According to local reports, on Friday the US Fish and Wildlife Service made an announcement that the Yellowstone Bison is being considered for listing to the Endangered Species List under the United States Endangered Species Act, a US Statute that grants very strict and regulated management and protections for the country’s most endangered and threatened wildlife species.
What once roamed the plains and mountain-scapes of the West is now reduced to very limited pockets of bison populations throughout the western Mountain States. Mostly relegated to State and National Park areas such as Yellowstone and Teton National Parks in Wyoming and Montana, Custer in South Dakota, Grand Canyon National Park in Arizona and various mountain ranges and parks in Utah in addition to many Tribal lands are the most common spots to find plains and mountain buffalo populations.
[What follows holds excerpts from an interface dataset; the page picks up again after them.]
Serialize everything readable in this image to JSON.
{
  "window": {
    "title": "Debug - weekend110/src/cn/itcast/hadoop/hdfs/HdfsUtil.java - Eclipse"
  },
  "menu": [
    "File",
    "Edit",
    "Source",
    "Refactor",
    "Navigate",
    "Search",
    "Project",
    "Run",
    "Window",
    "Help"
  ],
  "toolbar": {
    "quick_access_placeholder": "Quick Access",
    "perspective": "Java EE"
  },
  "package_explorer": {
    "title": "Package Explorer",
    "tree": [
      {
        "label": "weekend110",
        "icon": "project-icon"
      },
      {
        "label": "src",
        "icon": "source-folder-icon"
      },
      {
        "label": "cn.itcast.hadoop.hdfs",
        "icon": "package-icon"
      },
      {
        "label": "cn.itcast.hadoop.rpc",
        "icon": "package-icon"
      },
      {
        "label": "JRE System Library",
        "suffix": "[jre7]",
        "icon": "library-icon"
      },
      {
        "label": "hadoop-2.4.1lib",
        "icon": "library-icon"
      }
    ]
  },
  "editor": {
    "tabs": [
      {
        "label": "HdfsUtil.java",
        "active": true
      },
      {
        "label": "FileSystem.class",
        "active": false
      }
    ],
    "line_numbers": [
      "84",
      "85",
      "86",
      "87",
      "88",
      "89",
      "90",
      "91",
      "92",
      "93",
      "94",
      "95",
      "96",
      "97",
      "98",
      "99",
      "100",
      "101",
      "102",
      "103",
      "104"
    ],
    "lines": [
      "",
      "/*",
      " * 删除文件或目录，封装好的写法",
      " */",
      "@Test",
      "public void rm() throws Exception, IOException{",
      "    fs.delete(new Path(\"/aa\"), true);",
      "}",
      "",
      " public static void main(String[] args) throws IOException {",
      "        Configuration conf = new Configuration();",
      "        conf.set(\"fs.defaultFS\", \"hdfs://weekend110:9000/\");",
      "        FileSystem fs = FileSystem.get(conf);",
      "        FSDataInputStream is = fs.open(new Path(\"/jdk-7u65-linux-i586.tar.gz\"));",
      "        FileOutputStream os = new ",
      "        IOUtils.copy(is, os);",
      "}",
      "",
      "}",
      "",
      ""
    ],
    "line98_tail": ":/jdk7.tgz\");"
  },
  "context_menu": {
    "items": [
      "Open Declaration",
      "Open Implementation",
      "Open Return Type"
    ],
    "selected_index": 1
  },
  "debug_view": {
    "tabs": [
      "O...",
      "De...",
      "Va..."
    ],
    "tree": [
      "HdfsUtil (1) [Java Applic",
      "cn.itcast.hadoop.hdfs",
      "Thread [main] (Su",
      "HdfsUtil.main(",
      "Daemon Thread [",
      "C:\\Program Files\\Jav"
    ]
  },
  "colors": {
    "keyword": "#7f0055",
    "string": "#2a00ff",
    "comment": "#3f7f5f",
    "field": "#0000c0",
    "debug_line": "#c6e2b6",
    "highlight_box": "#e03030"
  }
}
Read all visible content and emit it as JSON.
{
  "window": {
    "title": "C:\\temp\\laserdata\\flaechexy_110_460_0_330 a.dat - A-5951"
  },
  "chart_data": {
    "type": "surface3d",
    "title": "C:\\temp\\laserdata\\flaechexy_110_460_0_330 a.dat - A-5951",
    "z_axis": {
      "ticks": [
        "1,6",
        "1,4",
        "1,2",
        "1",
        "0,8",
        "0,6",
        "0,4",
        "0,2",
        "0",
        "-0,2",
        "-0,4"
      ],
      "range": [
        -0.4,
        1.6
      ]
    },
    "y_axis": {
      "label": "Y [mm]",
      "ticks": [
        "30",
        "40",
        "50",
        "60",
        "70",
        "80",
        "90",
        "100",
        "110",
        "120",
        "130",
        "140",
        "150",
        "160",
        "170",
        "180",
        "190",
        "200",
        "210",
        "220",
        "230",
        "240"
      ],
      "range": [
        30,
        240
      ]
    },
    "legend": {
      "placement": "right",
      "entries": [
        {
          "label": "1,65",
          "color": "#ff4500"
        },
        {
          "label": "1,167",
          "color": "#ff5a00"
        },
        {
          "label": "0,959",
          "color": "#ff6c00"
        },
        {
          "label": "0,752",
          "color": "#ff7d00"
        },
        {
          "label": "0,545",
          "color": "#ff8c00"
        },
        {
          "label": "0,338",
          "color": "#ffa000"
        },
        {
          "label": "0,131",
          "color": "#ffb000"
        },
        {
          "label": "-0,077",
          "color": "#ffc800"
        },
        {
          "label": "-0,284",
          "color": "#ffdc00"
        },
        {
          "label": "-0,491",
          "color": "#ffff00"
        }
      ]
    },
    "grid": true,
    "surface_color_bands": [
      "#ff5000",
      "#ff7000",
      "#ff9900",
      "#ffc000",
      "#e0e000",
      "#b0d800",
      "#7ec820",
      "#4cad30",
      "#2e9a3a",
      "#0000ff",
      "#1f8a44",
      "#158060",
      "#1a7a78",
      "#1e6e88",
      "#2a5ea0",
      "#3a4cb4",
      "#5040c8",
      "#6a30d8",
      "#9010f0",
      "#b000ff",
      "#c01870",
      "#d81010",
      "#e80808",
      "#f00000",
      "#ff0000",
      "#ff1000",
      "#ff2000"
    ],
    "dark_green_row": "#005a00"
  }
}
This possible listing is somewhat troubling to many in the West, most notably the livestock growers who fear the possibility of disease outbreaks and competitive grazing from current and proposed wild bison populations.
Wild bison herds are very difficult to manage and even harder to control once released into wild landscapes as their movements and migrations are virtually unimpeded by common wire fencing solutions that currently exist for cattle and sheep grazing.
Needless to say, an endangered species listing could be a catastrophic move for many reasons for our cattle ranchers and food producers in the Western portion on the United States. This move shows further evidence that the Endangered Species Act continues to be used as a weapon to destroy many elements of our Western way of life in states like Montana and Wyoming.
Giving them an Endangered Species designation would open up a massive spectrum of control and oversight tools and tactics for Federal managers to supersede state officials with massive federal over reach potential.
This is just yet, another example of wacky science fostered inside the boundaries of Yellowstone National Park which soon bleeds over into the sovereignty of neighboring states in an effort to continue to move more control over our wildlife resources into the hands of Federal bureaucrats who have little to no knowledge of what true wildlife conservation means. The examples of this are numerous and plentiful.
We will keep you posted as to the progress of this highly controversial proposal.